--- What you should do ---
A verbatim repeat of the lines below is required, with the pictures removed.
[Record set — start]
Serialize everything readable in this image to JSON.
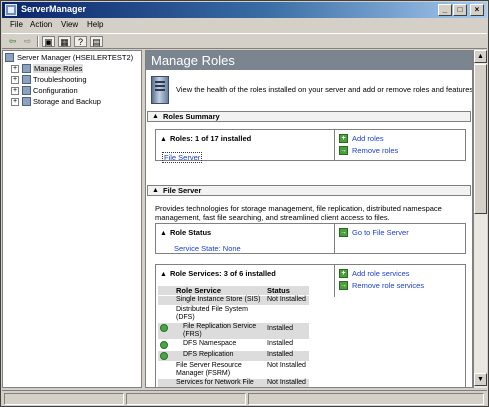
{
  "window": {
    "title": "ServerManager"
  },
  "menu": {
    "items": [
      "File",
      "Action",
      "View",
      "Help"
    ]
  },
  "tree": {
    "items": [
      {
        "label": "Server Manager (HSEILERTEST2)",
        "level": 0
      },
      {
        "label": "Manage Roles",
        "level": 1,
        "selected": true
      },
      {
        "label": "Troubleshooting",
        "level": 1
      },
      {
        "label": "Configuration",
        "level": 1
      },
      {
        "label": "Storage and Backup",
        "level": 1
      }
    ]
  },
  "pane": {
    "title": "Manage Roles",
    "description": "View the health of the roles installed on your server and add or remove roles and features."
  },
  "roles_summary": {
    "header": "Roles Summary",
    "roles_title": "Roles: 1 of 17 installed",
    "installed_role": "File Server",
    "actions": [
      "Add roles",
      "Remove roles"
    ]
  },
  "file_server": {
    "header": "File Server",
    "description": "Provides technologies for storage management, file replication, distributed namespace management, fast file searching, and streamlined client access to files.",
    "role_status": {
      "title": "Role Status",
      "state": "Service State: None",
      "action": "Go to File Server"
    },
    "role_services": {
      "title": "Role Services: 3 of 6 installed",
      "actions": [
        "Add role services",
        "Remove role services"
      ],
      "columns": [
        "Role Service",
        "Status"
      ],
      "rows": [
        {
          "name": "Single Instance Store (SIS)",
          "status": "Not Installed",
          "icon": false
        },
        {
          "name": "Distributed File System (DFS)",
          "status": "",
          "icon": false
        },
        {
          "name": "File Replication Service (FRS)",
          "status": "Installed",
          "icon": true
        },
        {
          "name": "DFS Namespace",
          "status": "Installed",
          "icon": true
        },
        {
          "name": "DFS Replication",
          "status": "Installed",
          "icon": true
        },
        {
          "name": "File Server Resource Manager (FSRM)",
          "status": "Not Installed",
          "icon": false
        },
        {
          "name": "Services for Network File",
          "status": "Not Installed",
          "icon": false
        }
      ]
    }
  },
  "colors": {
    "title_start": "#0a246a",
    "title_end": "#a6caf0",
    "pane_header": "#7b8590",
    "link": "#1a3fd1",
    "success": "#46a843"
  }
}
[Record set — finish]
--- Task solution ---
Serialize everything readable in this image to JSON.
{
  "window": {
    "title": "ServerManager"
  },
  "menu": {
    "items": [
      "File",
      "Action",
      "View",
      "Help"
    ]
  },
  "tree": {
    "items": [
      {
        "label": "Server Manager (HSEILERTEST2)",
        "level": 0
      },
      {
        "label": "Manage Roles",
        "level": 1,
        "selected": true
      },
      {
        "label": "Troubleshooting",
        "level": 1
      },
      {
        "label": "Configuration",
        "level": 1
      },
      {
        "label": "Storage and Backup",
        "level": 1
      }
    ]
  },
  "pane": {
    "title": "Manage Roles",
    "description": "View the health of the roles installed on your server and add or remove roles and features."
  },
  "roles_summary": {
    "header": "Roles Summary",
    "roles_title": "Roles: 1 of 17 installed",
    "installed_role": "File Server",
    "actions": [
      "Add roles",
      "Remove roles"
    ]
  },
  "file_server": {
    "header": "File Server",
    "description": "Provides technologies for storage management, file replication, distributed namespace management, fast file searching, and streamlined client access to files.",
    "role_status": {
      "title": "Role Status",
      "state": "Service State: None",
      "action": "Go to File Server"
    },
    "role_services": {
      "title": "Role Services: 3 of 6 installed",
      "actions": [
        "Add role services",
        "Remove role services"
      ],
      "columns": [
        "Role Service",
        "Status"
      ],
      "rows": [
        {
          "name": "Single Instance Store (SIS)",
          "status": "Not Installed",
          "icon": false
        },
        {
          "name": "Distributed File System (DFS)",
          "status": "",
          "icon": false
        },
        {
          "name": "File Replication Service (FRS)",
          "status": "Installed",
          "icon": true
        },
        {
          "name": "DFS Namespace",
          "status": "Installed",
          "icon": true
        },
        {
          "name": "DFS Replication",
          "status": "Installed",
          "icon": true
        },
        {
          "name": "File Server Resource Manager (FSRM)",
          "status": "Not Installed",
          "icon": false
        },
        {
          "name": "Services for Network File",
          "status": "Not Installed",
          "icon": false
        }
      ]
    }
  },
  "colors": {
    "title_start": "#0a246a",
    "title_end": "#a6caf0",
    "pane_header": "#7b8590",
    "link": "#1a3fd1",
    "success": "#46a843"
  }
}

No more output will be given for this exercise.